All The News That's Fit To … Wait. No One Told Us There Would Be Reading Involved.

The New York Times, after months of neglect, has finally weighed in on the debacle that is the Consumer Product Safety Improvement Act of 2008.  The Times' conclusion?  Everything is cool.  The law is vitally necessary.  And worries about what the law will do to small business are completely unfounded.

Last year, Congress passed the Consumer Product Safety Improvement Act, giving new authority and resources to a shockingly understaffed agency. The law has been described, accurately, as providing the safety net that consumers assumed they already had.
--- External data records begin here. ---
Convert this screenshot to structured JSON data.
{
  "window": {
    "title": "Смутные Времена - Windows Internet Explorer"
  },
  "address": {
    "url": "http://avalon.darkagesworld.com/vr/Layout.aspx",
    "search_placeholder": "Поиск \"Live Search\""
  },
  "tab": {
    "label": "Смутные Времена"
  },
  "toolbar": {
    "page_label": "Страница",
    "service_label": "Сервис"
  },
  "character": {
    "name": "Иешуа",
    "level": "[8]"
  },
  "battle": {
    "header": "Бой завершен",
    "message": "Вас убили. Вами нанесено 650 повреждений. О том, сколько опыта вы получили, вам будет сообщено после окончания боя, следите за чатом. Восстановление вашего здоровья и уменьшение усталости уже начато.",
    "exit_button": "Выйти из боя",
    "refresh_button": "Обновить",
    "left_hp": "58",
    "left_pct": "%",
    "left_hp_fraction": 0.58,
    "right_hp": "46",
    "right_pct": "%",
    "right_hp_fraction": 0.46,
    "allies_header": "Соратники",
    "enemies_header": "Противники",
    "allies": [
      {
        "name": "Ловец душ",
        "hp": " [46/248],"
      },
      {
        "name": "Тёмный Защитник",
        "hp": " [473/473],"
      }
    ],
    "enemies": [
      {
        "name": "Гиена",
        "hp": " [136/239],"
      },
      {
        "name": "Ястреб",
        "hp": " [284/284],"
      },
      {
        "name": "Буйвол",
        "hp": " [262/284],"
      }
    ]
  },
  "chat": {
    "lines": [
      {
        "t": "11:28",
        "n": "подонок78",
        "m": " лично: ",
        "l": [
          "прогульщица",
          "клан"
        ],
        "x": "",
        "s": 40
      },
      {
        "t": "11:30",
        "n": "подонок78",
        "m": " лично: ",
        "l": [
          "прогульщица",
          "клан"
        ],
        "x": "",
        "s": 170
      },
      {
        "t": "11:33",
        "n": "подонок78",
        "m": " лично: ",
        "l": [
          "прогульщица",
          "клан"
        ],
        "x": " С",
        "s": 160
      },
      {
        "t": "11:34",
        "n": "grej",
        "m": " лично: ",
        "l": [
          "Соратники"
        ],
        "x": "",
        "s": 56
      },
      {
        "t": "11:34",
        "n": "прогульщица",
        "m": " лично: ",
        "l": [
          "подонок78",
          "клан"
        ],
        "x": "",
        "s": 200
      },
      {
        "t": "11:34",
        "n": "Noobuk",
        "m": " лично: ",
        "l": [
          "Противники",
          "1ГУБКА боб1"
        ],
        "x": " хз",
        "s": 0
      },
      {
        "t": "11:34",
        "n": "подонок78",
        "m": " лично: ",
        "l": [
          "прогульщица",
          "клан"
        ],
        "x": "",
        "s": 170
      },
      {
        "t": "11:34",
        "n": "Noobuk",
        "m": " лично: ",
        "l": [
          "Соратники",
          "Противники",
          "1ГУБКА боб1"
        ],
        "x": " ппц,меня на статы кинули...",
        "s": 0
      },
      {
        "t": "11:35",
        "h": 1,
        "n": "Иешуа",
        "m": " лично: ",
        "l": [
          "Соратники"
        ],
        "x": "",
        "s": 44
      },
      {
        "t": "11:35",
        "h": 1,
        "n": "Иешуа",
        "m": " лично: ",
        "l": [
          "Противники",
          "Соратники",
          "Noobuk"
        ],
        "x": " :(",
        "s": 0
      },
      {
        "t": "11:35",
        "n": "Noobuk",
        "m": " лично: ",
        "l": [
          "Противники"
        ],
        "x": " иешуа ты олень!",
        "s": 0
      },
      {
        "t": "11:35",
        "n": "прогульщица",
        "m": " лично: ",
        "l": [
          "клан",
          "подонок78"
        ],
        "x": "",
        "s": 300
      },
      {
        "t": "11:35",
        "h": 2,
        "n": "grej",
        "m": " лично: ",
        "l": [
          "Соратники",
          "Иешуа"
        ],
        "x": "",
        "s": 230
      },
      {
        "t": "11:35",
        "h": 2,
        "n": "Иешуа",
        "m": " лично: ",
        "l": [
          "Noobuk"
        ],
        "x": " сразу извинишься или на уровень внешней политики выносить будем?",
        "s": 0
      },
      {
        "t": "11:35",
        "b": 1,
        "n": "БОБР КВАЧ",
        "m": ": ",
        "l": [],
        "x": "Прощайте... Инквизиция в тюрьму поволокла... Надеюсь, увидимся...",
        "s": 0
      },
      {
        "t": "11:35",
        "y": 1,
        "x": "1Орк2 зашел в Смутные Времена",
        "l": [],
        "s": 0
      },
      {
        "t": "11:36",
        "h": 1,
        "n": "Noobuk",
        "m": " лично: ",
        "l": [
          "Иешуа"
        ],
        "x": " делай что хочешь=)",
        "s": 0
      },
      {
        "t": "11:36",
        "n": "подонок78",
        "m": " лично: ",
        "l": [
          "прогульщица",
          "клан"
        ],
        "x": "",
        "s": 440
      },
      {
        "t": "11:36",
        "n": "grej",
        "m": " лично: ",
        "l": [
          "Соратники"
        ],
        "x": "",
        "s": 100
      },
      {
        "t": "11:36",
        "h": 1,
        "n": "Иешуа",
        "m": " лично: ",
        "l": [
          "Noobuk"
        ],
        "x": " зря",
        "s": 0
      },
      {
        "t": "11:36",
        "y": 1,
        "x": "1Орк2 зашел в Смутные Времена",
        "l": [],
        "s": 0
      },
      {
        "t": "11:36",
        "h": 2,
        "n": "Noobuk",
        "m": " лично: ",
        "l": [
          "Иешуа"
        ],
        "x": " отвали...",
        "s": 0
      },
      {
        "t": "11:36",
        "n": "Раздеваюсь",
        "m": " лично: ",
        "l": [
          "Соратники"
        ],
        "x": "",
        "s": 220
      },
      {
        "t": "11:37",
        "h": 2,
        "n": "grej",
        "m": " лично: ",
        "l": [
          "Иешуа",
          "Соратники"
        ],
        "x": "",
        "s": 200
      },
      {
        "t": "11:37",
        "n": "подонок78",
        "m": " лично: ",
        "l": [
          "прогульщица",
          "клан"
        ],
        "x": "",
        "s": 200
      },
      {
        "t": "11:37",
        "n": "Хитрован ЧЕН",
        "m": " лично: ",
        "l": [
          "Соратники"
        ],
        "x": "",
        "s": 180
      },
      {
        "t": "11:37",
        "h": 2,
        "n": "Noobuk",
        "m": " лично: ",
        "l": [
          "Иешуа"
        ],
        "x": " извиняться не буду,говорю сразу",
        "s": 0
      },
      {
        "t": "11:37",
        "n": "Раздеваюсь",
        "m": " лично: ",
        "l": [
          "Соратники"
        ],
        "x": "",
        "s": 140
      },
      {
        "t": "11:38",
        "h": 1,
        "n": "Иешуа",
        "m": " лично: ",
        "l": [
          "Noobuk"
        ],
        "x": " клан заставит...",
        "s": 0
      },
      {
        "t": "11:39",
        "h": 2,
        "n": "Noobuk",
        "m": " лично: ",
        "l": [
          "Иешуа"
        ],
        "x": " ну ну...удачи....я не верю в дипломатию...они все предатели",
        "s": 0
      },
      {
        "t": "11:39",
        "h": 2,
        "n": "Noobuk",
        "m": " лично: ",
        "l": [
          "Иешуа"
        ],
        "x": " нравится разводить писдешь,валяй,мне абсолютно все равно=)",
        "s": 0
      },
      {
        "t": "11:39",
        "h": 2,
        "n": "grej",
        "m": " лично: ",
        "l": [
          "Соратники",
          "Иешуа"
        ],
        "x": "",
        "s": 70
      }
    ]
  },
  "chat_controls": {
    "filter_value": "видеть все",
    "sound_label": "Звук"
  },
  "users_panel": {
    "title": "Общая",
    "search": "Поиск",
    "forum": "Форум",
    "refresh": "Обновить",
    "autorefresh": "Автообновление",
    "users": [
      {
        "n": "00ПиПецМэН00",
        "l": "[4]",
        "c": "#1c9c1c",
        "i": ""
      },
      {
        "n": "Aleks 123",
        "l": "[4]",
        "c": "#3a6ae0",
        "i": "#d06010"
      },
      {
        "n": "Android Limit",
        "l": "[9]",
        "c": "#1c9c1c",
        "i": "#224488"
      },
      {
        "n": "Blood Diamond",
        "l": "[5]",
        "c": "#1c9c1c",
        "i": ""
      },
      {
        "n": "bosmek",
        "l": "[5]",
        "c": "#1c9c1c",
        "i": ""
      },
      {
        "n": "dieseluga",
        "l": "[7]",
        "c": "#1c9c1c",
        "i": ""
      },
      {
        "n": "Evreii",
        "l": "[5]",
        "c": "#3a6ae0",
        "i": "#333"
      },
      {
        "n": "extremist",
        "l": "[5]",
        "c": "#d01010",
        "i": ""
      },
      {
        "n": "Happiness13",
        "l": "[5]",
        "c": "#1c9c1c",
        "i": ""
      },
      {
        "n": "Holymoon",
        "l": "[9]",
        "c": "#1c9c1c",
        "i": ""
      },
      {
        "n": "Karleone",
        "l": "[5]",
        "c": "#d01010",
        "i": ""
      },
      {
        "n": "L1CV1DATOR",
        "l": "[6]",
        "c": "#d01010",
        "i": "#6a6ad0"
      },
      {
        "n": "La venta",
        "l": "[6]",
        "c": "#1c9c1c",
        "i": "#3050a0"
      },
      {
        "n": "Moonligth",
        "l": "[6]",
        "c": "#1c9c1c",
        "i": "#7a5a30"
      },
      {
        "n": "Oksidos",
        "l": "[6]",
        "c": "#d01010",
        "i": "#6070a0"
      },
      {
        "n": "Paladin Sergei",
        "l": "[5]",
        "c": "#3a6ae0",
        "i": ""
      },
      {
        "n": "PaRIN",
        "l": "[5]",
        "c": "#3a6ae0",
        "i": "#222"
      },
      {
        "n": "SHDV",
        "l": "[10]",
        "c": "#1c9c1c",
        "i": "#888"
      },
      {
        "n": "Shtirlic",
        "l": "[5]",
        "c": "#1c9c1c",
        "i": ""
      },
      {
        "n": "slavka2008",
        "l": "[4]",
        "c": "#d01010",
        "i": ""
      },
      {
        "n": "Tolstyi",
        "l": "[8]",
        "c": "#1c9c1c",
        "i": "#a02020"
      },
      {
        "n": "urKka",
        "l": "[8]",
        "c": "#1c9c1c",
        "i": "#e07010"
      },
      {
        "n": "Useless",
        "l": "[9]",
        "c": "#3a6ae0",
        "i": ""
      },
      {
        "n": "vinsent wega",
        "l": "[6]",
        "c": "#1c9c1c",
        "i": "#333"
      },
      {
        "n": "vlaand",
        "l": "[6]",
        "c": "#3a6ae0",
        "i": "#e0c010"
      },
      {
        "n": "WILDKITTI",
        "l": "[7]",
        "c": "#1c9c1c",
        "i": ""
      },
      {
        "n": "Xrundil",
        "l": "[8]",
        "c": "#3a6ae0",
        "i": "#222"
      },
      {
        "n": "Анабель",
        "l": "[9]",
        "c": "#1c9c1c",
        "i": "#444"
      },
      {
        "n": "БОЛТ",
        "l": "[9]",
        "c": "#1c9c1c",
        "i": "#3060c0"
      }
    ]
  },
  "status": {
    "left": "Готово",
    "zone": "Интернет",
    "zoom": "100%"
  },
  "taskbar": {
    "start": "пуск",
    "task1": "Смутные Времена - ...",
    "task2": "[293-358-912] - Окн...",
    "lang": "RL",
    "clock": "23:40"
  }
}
Unfortunately, the commission has yet to implement important aspects of the new law. The delay has caused confusion and allowed opponents to foment needless fears that the law could injure smaller enterprises like libraries, resale shops and handmade toy businesses.

My conclusion diverges rather sharply from that of the Times, but it can be expressed in fewer words:  The Times is full of shit.

Either the Times editorial board did not read the law, or they did, and they are lying to their readers.  I suspect that the first option is true.

I have read the law.  The specific worry about what the law will do to smaller enterprises like libraries, resale shops, and handmade toy businesses, as well as any other business producing or selling consumer products primarily intended for children under 12, is that it will bankrupt them by requiring them to test such products for lead and phthalates at ruinous cost.  And it will.

The law contains no exceptions to the testing requirement.  The only exception that the law contains, at all, is that the Consumer Product Safety Commission may

by regulation, exclude a specific product or material from the prohibition in subsection (a) if the Commission, after notice and a hearing, determines on the basis of the best-available, objective, peer-reviewed, scientific evidence that lead in such product or material will neither–

(A) result in the absorption of any lead into the human body, taking into account normal and reasonably foreseeable use and abuse of such product by a child, including swallowing, mouthing, breaking, or other children's activities, and the aging of the product; nor

(B) have any other adverse impact on public health or safety.

Which means that the Commission can exempt products known to contain lead from a general prohibition.  But that does not mean that such products are exempt from testing requirements.  All children's products must be tested, forever.  You can read the bill yourself and make that determination.

Wonder that the Times didn't.

In other news on the CPSIA, it appears that Greenpeace, also a strong supporter of the CPSIA, is selling non-compliant Mr. Splashy Pants Infant Body Suits through CafePress.

mr-splashypantsPerhaps Greenpeace should have a word with its lawyers about this.

Thanks to Overlawyered, which has much more on the Times and its willful blindness, for the tip.

Last 5 posts by Patrick Non-White


  1. Reed says

    I've read a fair amount on this issue. What seems to be getting confused in the various commentaries I've seen is the difference between the testing requirement and the sale ban.

    As I read it, "retailers" (i.e. small toy shops, libraries, thrift stores, etc.) would not be obligated to do any testing. The testing requirement only applies to manufacturers.

    However, retailers are prohibited from selling any product that contains lead or phthalates. Since retailers have no idea whether the products on their shelves might contain lead or phthalates, they're avoiding risk by getting rid of products. On the other hand, maybe insurance would cover that (likely quite small) risk, which would mitigate the alarmism (although it might carry a slightly higher premium, depending on how the insurance companies underwrite the risk).

    When I've seen people say that this whole issue is being blown out of proportion, it's usually because such commentators are focused on the argument that there's no testing obligation on retailers, and therefore no reason for them all to fuss. They seem to be missing the no-sale prohibition.

    So, that's a long-winded way of agreeing that, yes, the NY Times missed the boat on this one.

  2. says

    I love how the Congressmen who wrote the law also wrote a letter to the CPSC saying they should make exemptions for books and apparel because the law was not intended to cover them, even though the law clearly states that exemptions have to be based on peer-reviewed scientific evidence, not Congressional say-sos.

    I think they created a monster the extent of which even they did not realize. Behold the super-geniuses who rule our land!